One of the happiest moments of Justin Kenny’s life was the day he
learned he had been accepted to Marymount University in Arlington. For a Rhode
Island native interested in journalism, it seemed like the perfect college: a
small liberal arts school with a communications department, next to the nation’s
capital. Still, his lackluster grades had him worried.
“To me, you will always be that tall, skinny kid … whose byline was all over the Blue Banner, (the school’s student newspaper).”
“The admissions officer
very diplomatically told me, ‘I still can’t believe it happened, but you were
accepted today,’ ” recalled Kenny.
Two decades later, the now award-winning journalist returned to
his alma mater to deliver the annual Marya McLaughlin lecture Oct. 19. His
former professor, Dr. Janet Fallon, presented him with the award.
“To me, you will always be that tall, skinny kid … whose byline was
all over the Blue Banner, (the school’s student newspaper),” she said. “He was
an example of someone who was highly motivated, self-disciplined, reliable
(and) responsible. It is no accident that he is where he is today.”
Kenny began as an avid sports reporter, but eventually switched
his focus to international news. During college, he interned both during the
summer and during the school year at different news outlets. “There I felt for
the first time a strong sense of obligation to shine a light on the world’s
conflicts and humanitarian crises,” he said.
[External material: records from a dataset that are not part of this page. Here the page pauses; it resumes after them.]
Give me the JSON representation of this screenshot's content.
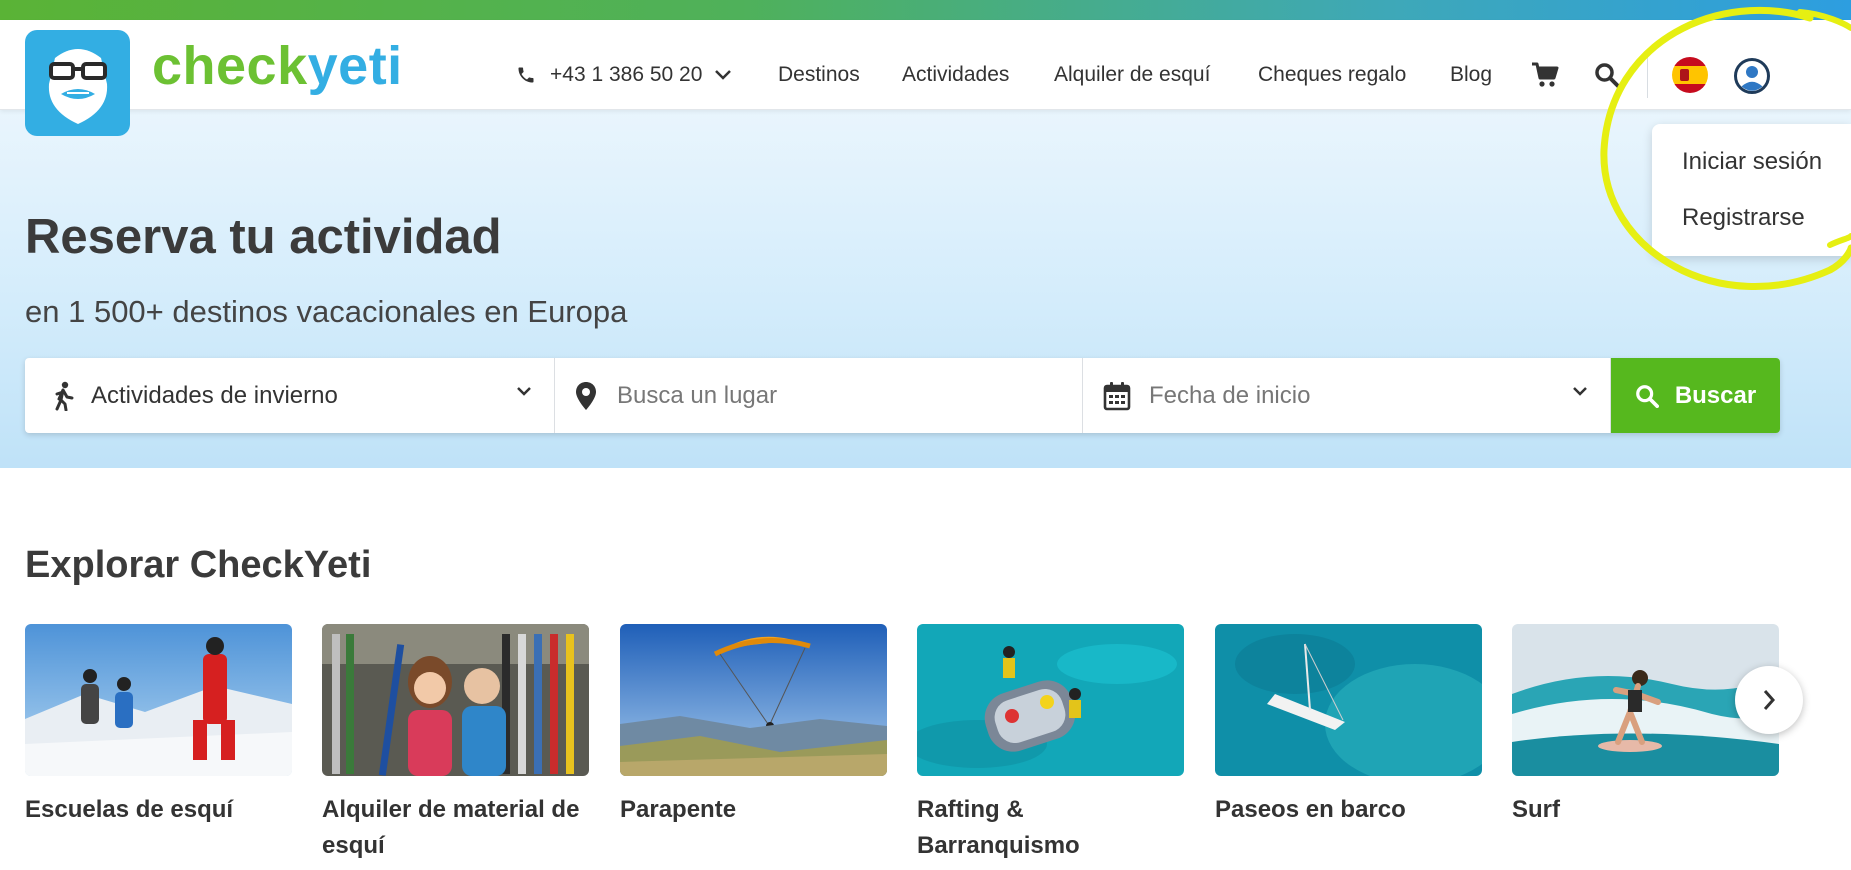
{
  "brand": {
    "part1": "check",
    "part2": "yeti"
  },
  "header": {
    "phone": "+43 1 386 50 20",
    "nav": [
      "Destinos",
      "Actividades",
      "Alquiler de esquí",
      "Cheques regalo",
      "Blog"
    ]
  },
  "account_menu": {
    "login": "Iniciar sesión",
    "register": "Registrarse"
  },
  "hero": {
    "title": "Reserva tu actividad",
    "subtitle": "en 1 500+ destinos vacacionales en Europa"
  },
  "search": {
    "activity_value": "Actividades de invierno",
    "place_placeholder": "Busca un lugar",
    "date_placeholder": "Fecha de inicio",
    "button": "Buscar"
  },
  "explore": {
    "title": "Explorar CheckYeti",
    "cards": [
      {
        "label": "Escuelas de esquí"
      },
      {
        "label": "Alquiler de material de esquí"
      },
      {
        "label": "Parapente"
      },
      {
        "label": "Rafting & Barranquismo"
      },
      {
        "label": "Paseos en barco"
      },
      {
        "label": "Surf"
      }
    ]
  },
  "colors": {
    "brand_green": "#6cc133",
    "brand_blue": "#33aee3",
    "search_button": "#56b81e",
    "annotation": "#e6ef12"
  }
}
He graduated in 1996 with degrees in English and mass media
communications, but still had trouble finding a job. Encouragement from his
professor, Paul Byers, led him to stick with his dream career. Eventually, he
found work as a freelancer, then as a producer, and finally as an editor.
The pinnacle of his career was working as the foreign and defense
editor for the “NewsHour” at PBS. It was there in 2015 that Kenny won a Peabody
Award for his work on Europe’s refugee crisis. The same year, he won an Emmy
for outstanding business and economic reporting for a piece on the Chinese
takeover of a Virginia-based pork business, Smithfield Foods. He won another Emmy
for investigative journalism by exposing dangerous gold-mining conditions in
But the grueling hours at his job kept him away from his wife,
Jennifer, and their children. After much deliberation, he left the position and
started his own production company “Small Footprint Films.” He continues to do
what he loves, on his own schedule.
After the lecture, Marymount communications students peppered Kenny
with questions, including, “Do you need to speak foreign languages to be a
foreign correspondent?” and “Do you have to pay for your own airfare?”
Kenny advised them all to follow their passions. “Don't let
setbacks define you,” he said. “They happened when you were 18, and they’ll
happen when you’re 65. Learn from them and move on.”